Male or female, young or old, being able to take care of yourself is a wonderful thing. Students should feel good that they can control their destiny and care for themselves. It’s the best life insurance policy they’ll ever own.
It’s appropriate for students to take the time to thank someone for part of their success. Appreciation is sincere pay. If words don’t come or seem to fit, a touch of the hand or a light in the eye speaks with quiet eloquence. In whatever form, thank someone.
We celebrate many of the times on our lives through ritual. Graduation is one of them; it’s a significant, emotional event. We “tell” time by cuckoo clocks, by calendars, by candles. We “remember” time by photos, ticket stubs, antiques, and tassels on graduation caps. We wear funny hats on New Year’s Eve. We don’t remember our actual birthday, but our parents do. Should we buy them a birthday card each year?
Some thoughts for candidates for our 2020 graduates: Our time in life in irreversible and in cosmic time, the universe is 15 thousand million years old. Think for a moment about your time in life.

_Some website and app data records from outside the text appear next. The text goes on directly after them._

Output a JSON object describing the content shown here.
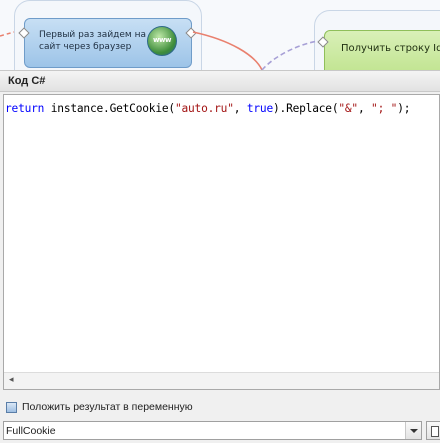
{
  "diagram": {
    "browser_node_label": "Первый раз зайдем на сайт через браузер",
    "browser_icon_text": "www",
    "next_node_label": "Получить строку Id объявлений"
  },
  "panel": {
    "title": "Код C#"
  },
  "editor": {
    "tokens": {
      "kw_return": "return",
      "call_open": " instance.GetCookie(",
      "str_site": "\"auto.ru\"",
      "comma1": ", ",
      "kw_true": "true",
      "replace_open": ").Replace(",
      "str_amp": "\"&\"",
      "comma2": ", ",
      "str_sep": "\"; \"",
      "close": ");"
    }
  },
  "save_option": {
    "label": "Положить результат в переменную"
  },
  "variable": {
    "selected": "FullCookie"
  }
}
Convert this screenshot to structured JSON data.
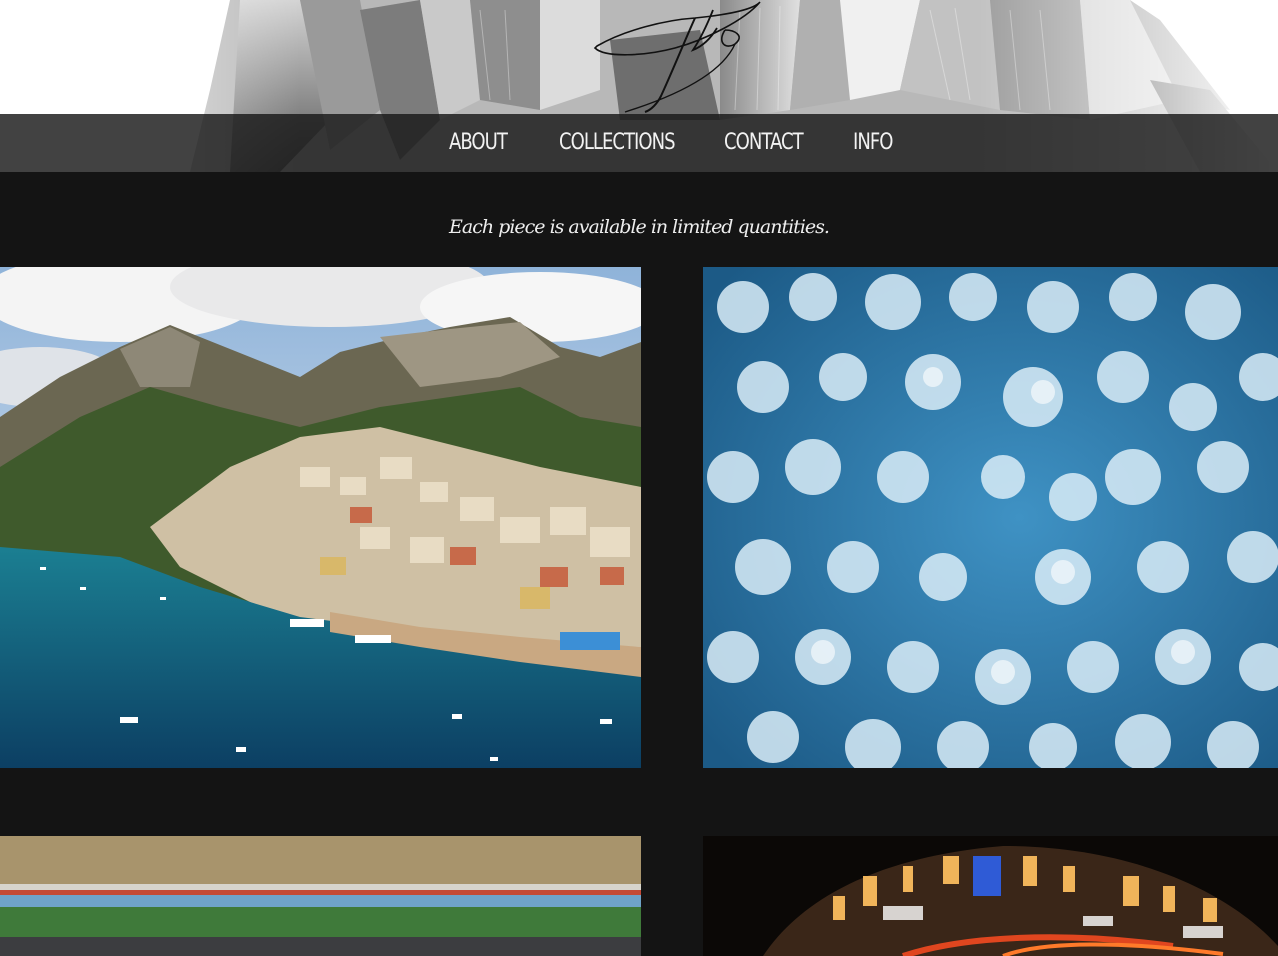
{
  "site": {
    "logo_name": "signature-logo"
  },
  "nav": {
    "items": [
      {
        "label": "ABOUT"
      },
      {
        "label": "COLLECTIONS"
      },
      {
        "label": "CONTACT"
      },
      {
        "label": "INFO"
      }
    ]
  },
  "main": {
    "tagline": "Each piece is available in limited quantities.",
    "gallery": [
      {
        "subject": "coastal village aerial"
      },
      {
        "subject": "snowy forest aerial"
      },
      {
        "subject": "stadium track aerial"
      },
      {
        "subject": "city at night aerial"
      }
    ]
  },
  "colors": {
    "background": "#141414",
    "nav_bg": "#1c1c1c",
    "nav_text": "#f2f2f2",
    "header_bg": "#ffffff"
  }
}
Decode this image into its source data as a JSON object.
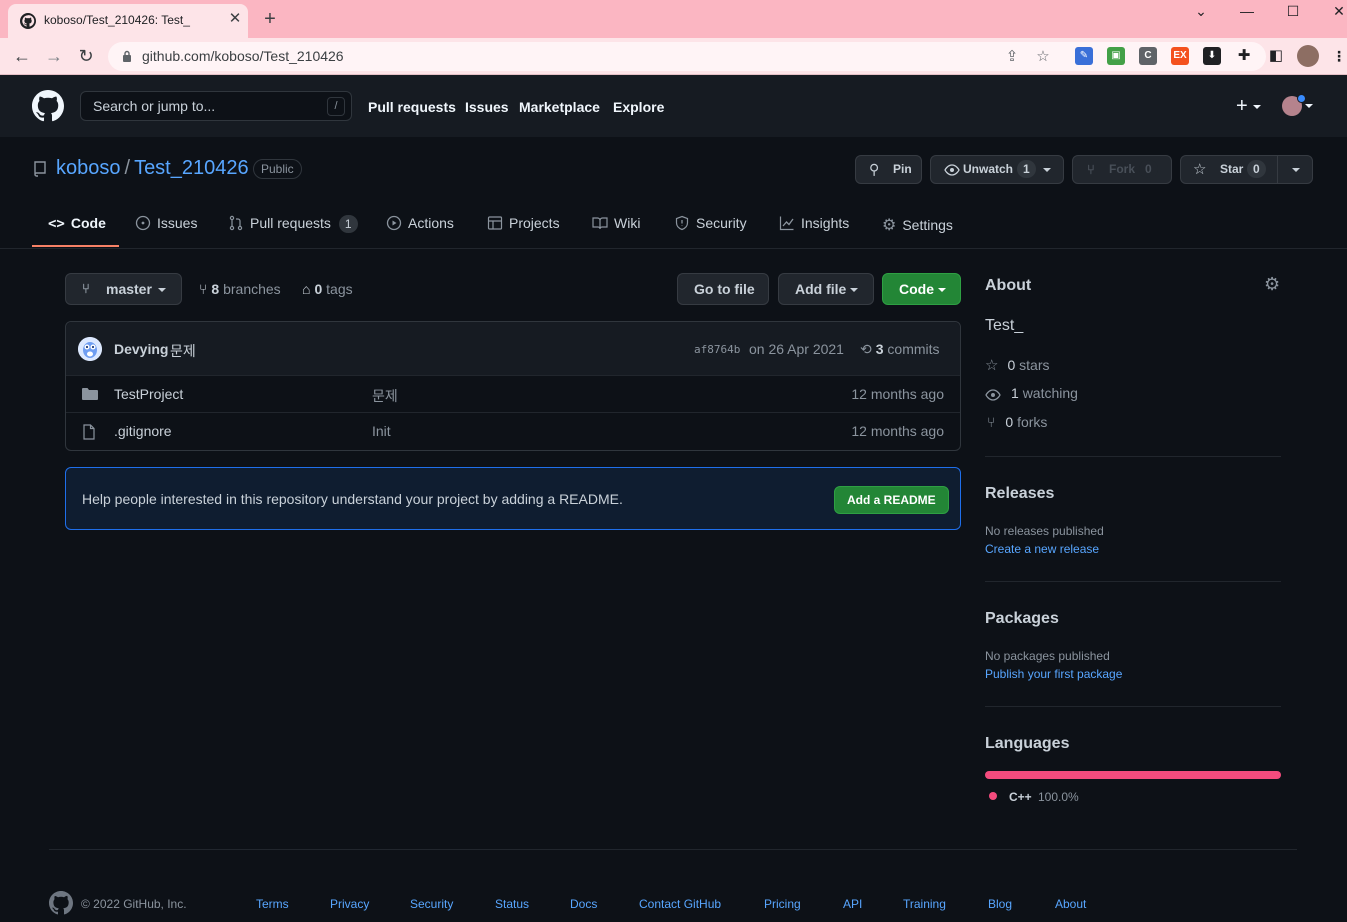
{
  "browser": {
    "tab_title": "koboso/Test_210426: Test_",
    "url": "github.com/koboso/Test_210426"
  },
  "header": {
    "search_placeholder": "Search or jump to...",
    "slash_key": "/",
    "nav": [
      "Pull requests",
      "Issues",
      "Marketplace",
      "Explore"
    ],
    "plus": "+"
  },
  "repo": {
    "owner": "koboso",
    "sep": "/",
    "name": "Test_210426",
    "visibility": "Public",
    "pin": "Pin",
    "unwatch": "Unwatch",
    "watch_count": "1",
    "fork": "Fork",
    "fork_count": "0",
    "star": "Star",
    "star_count": "0"
  },
  "tabs": {
    "code": "Code",
    "issues": "Issues",
    "pull_requests": "Pull requests",
    "pull_requests_count": "1",
    "actions": "Actions",
    "projects": "Projects",
    "wiki": "Wiki",
    "security": "Security",
    "insights": "Insights",
    "settings": "Settings"
  },
  "toolbar": {
    "branch": "master",
    "branches_count": "8",
    "branches_label": "branches",
    "tags_count": "0",
    "tags_label": "tags",
    "go_to_file": "Go to file",
    "add_file": "Add file",
    "code": "Code"
  },
  "commit": {
    "author": "Devying",
    "message": "문제",
    "sha": "af8764b",
    "date": "on 26 Apr 2021",
    "commits_count": "3",
    "commits_label": "commits"
  },
  "files": [
    {
      "name": "TestProject",
      "type": "folder",
      "message": "문제",
      "age": "12 months ago"
    },
    {
      "name": ".gitignore",
      "type": "file",
      "message": "Init",
      "age": "12 months ago"
    }
  ],
  "readme": {
    "text": "Help people interested in this repository understand your project by adding a README.",
    "button": "Add a README"
  },
  "about": {
    "heading": "About",
    "description": "Test_",
    "stars_count": "0",
    "stars_label": "stars",
    "watching_count": "1",
    "watching_label": "watching",
    "forks_count": "0",
    "forks_label": "forks"
  },
  "releases": {
    "heading": "Releases",
    "empty": "No releases published",
    "link": "Create a new release"
  },
  "packages": {
    "heading": "Packages",
    "empty": "No packages published",
    "link": "Publish your first package"
  },
  "languages": {
    "heading": "Languages",
    "items": [
      {
        "name": "C++",
        "percent": "100.0%",
        "color": "#f34b7d"
      }
    ]
  },
  "footer": {
    "copyright": "© 2022 GitHub, Inc.",
    "links": [
      "Terms",
      "Privacy",
      "Security",
      "Status",
      "Docs",
      "Contact GitHub",
      "Pricing",
      "API",
      "Training",
      "Blog",
      "About"
    ]
  },
  "colors": {
    "accent": "#58a6ff",
    "tab_underline": "#f78166",
    "green": "#238636",
    "browser_frame": "#fbb6c2"
  }
}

Think of it as a horizontal line…left end is birth and right end is death. Assume you will leave to an average age of 78 for women and 72 for men. Where are you on your lifeline? Move along your lifeline and mentally place an “X” on it. Are your in the first quarter of your life? The first third? Is your life half over? What do you want to accomplish with the rest of your life? How much of your potential are you using?
In your life so far, do you like the person you see in the mirror each morning? The friend you are? The child you are? The partner or spouse that you are? Are you calm and easygoing? Do you have regret for hurting someone? Do you have unfinished business with a friend or relative? Are you as spiritual as you want to be? Do you want to live with that person you see in the mirror 24 hours a day for the rest of your life?
Think again of your life thus far. Are you faithful to your values? Have you ever taking the time to sort what is important to you? Not what’s important to others but what is important to you. It has to with self-study, self- approval and inner excellence and it takes dedication and courage to deeply examine what you think and fell about your values. And it takes courage to practice your values because they’ll sometimes be in conflict with others. Why do so many people think you have to agree with another person to find value? We learn little from those who agree with except to become more entrenched with our prior beliefs. Open your mind and explore…there is value in disagreement.
Do you ever think about the fact that of all the people you know in a lifetime, you are the only one you will never leave or lose? And no one can make you happy. Others may contribute to your happiness, but your feelings are your responsibility; happiness is an inside job. You are free to choose your now and what happens is within your control.